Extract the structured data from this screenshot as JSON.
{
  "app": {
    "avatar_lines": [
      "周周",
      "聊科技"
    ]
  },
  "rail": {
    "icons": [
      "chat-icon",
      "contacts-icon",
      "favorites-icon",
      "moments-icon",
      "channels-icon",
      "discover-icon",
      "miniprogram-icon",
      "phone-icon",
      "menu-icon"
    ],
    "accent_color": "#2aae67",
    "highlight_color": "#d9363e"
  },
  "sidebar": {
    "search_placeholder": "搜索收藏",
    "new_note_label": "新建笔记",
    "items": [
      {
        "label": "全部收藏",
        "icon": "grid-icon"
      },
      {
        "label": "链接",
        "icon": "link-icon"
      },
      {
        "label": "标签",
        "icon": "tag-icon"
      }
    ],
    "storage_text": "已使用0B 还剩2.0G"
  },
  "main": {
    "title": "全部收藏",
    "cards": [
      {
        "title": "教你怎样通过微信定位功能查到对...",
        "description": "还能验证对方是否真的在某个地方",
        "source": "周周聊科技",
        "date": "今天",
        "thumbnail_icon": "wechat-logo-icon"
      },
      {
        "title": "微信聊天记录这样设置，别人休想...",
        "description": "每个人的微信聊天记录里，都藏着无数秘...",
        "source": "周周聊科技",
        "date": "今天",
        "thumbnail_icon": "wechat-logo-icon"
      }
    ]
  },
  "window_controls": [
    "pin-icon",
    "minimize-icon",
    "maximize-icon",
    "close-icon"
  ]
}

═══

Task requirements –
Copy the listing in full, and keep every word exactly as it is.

The completed task –
Extract the structured data from this screenshot as JSON.
{
  "app": {
    "avatar_lines": [
      "周周",
      "聊科技"
    ]
  },
  "rail": {
    "icons": [
      "chat-icon",
      "contacts-icon",
      "favorites-icon",
      "moments-icon",
      "channels-icon",
      "discover-icon",
      "miniprogram-icon",
      "phone-icon",
      "menu-icon"
    ],
    "accent_color": "#2aae67",
    "highlight_color": "#d9363e"
  },
  "sidebar": {
    "search_placeholder": "搜索收藏",
    "new_note_label": "新建笔记",
    "items": [
      {
        "label": "全部收藏",
        "icon": "grid-icon"
      },
      {
        "label": "链接",
        "icon": "link-icon"
      },
      {
        "label": "标签",
        "icon": "tag-icon"
      }
    ],
    "storage_text": "已使用0B 还剩2.0G"
  },
  "main": {
    "title": "全部收藏",
    "cards": [
      {
        "title": "教你怎样通过微信定位功能查到对...",
        "description": "还能验证对方是否真的在某个地方",
        "source": "周周聊科技",
        "date": "今天",
        "thumbnail_icon": "wechat-logo-icon"
      },
      {
        "title": "微信聊天记录这样设置，别人休想...",
        "description": "每个人的微信聊天记录里，都藏着无数秘...",
        "source": "周周聊科技",
        "date": "今天",
        "thumbnail_icon": "wechat-logo-icon"
      }
    ]
  },
  "window_controls": [
    "pin-icon",
    "minimize-icon",
    "maximize-icon",
    "close-icon"
  ]
}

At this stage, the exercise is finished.